memory chips

IBM reports advances in new memory technology

"The technology is called phase-change memory, or PCM, which is seen as an alternative to flash. Flash has proved popular for use in mobile devices but is considered to have limitations, such as in high-end business infrastructure. IBM on Thursday said it has developed a PCM chip that effectively can double a device's memory capacity--in comparison to other PCM chips--while maintaining a low error rate. PCM chips can experience problems the longer the data are stored..."

Japan Quake Rattles Chip Industry

"Japan's massive earthquake affected operations at dozens of semiconductor factories, raising fears of shortages or price increases for a number of widely used components—particularly the chips known as flash memory that store data in hit products like smartphones and tablet PCs. The quake struck hundreds of miles from many key chip plants, including most of the factories that account for the bulk of Japan's flash-memory production.

Melting memory chips in mass production

South Korean manufacturer Samsung Electronics announced this week that it has begun mass production of a new kind of memory chip that stores information by melting and freezing tiny crystals.

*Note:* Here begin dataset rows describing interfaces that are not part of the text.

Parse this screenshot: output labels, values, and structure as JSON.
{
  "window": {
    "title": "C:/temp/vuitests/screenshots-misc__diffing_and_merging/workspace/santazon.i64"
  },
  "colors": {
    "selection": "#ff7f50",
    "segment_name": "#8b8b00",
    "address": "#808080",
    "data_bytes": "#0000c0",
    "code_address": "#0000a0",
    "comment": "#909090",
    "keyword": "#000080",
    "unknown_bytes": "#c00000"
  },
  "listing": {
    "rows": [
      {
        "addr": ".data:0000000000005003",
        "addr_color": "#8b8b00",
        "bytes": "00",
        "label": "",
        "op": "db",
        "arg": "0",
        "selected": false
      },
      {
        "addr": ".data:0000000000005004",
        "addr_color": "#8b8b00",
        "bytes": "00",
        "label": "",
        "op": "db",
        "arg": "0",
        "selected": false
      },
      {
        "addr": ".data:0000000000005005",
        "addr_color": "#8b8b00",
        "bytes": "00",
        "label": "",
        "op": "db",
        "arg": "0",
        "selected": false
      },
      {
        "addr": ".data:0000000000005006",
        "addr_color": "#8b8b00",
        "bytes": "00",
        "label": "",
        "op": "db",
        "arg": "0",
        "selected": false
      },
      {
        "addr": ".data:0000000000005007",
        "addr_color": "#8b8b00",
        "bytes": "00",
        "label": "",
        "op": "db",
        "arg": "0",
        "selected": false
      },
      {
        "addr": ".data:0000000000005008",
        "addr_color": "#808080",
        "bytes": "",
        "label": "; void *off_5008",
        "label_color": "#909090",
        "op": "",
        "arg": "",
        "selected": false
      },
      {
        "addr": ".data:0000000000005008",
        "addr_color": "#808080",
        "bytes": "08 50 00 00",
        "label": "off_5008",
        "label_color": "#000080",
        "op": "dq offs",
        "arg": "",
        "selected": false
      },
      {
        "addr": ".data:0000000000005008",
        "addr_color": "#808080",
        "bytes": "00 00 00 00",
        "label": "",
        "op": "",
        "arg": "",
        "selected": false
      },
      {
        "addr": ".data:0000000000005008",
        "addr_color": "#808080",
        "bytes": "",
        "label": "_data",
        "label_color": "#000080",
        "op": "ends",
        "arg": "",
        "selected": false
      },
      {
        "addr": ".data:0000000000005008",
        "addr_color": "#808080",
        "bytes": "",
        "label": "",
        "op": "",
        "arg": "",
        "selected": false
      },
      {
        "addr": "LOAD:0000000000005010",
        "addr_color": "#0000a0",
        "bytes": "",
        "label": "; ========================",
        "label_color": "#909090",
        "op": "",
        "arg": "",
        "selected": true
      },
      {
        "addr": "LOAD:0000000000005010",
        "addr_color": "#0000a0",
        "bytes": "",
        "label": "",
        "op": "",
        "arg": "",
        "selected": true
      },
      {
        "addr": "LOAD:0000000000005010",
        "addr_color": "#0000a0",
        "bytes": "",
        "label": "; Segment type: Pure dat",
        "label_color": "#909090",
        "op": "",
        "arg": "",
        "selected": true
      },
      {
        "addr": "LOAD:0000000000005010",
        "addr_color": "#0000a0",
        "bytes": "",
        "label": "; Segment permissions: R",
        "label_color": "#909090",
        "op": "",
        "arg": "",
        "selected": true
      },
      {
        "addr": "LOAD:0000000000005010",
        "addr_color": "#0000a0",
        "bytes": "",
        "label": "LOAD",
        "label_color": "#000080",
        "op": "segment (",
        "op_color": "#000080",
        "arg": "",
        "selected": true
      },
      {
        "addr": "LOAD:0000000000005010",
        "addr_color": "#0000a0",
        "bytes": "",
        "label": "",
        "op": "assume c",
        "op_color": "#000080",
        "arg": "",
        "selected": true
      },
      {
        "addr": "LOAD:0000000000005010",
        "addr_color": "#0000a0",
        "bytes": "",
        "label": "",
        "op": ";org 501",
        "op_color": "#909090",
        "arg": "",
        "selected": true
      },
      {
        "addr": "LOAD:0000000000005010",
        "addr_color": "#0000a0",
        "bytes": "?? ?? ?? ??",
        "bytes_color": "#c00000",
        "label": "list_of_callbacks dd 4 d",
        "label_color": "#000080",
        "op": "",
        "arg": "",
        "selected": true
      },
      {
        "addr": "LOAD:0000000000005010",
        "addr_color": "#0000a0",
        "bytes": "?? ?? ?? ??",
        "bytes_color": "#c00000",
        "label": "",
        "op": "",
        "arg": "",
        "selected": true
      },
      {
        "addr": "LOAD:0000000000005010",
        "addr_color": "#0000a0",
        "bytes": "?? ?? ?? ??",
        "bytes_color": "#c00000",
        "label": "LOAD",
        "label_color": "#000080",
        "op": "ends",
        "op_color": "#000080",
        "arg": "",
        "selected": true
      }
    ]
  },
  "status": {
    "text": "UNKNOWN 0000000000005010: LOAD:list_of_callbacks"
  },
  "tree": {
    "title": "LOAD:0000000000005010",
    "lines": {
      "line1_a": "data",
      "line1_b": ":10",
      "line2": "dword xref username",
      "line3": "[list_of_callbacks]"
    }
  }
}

Known as phase-change memory (PCM), the idea was first proposed by physicists in the 1960s. Here, Nature explains how PCM works, why it has taken so long to develop and how it could change your mobile phone forever.

Syndicate content